***** SUPPLIED MATERIAL
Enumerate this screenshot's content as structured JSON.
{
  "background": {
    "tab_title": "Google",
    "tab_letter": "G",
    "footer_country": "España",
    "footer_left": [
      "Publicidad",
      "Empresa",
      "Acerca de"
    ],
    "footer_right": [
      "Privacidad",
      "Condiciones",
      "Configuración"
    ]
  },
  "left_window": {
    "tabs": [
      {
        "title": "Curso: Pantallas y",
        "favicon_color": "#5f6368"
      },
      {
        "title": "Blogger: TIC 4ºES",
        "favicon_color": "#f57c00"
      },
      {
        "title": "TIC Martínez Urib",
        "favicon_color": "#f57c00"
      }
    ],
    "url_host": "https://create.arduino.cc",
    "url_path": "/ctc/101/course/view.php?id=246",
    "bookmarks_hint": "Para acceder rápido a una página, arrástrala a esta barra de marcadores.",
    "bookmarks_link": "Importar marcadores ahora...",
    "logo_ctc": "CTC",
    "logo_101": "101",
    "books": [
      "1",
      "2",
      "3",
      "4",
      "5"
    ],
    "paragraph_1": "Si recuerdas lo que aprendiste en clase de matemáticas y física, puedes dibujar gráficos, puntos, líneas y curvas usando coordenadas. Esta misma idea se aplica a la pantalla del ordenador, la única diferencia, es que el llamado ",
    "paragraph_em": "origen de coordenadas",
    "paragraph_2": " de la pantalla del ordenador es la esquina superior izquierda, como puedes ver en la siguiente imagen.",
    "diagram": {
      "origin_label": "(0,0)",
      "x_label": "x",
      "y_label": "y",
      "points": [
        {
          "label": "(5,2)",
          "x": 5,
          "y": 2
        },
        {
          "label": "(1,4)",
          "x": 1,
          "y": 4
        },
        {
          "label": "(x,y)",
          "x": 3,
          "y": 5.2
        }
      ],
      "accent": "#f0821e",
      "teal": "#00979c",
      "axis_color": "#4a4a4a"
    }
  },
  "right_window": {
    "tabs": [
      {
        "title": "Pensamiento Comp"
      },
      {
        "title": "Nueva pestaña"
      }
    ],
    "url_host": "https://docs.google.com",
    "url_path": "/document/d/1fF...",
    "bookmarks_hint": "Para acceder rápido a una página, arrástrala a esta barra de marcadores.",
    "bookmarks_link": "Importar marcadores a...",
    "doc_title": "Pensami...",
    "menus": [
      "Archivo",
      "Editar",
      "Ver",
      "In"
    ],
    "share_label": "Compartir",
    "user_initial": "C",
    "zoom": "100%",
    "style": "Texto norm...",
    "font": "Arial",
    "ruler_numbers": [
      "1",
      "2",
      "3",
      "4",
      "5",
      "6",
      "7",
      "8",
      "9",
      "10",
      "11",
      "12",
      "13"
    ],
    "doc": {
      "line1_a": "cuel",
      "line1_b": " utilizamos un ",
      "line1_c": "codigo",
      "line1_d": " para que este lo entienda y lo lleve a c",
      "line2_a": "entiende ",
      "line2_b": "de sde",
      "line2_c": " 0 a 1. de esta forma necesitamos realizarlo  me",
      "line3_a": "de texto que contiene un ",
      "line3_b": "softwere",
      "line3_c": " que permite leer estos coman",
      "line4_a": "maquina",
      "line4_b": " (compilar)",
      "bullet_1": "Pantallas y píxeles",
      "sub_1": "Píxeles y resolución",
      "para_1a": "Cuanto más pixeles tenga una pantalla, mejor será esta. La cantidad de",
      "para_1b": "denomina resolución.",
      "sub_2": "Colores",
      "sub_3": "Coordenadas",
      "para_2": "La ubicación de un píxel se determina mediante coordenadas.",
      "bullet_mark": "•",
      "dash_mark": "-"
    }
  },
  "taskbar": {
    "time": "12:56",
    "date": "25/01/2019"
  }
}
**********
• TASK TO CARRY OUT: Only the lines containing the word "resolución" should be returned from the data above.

• SOLUTION TO THIS PROBLEM:
      "sub_1": "Píxeles y resolución",
      "para_1b": "denomina resolución.",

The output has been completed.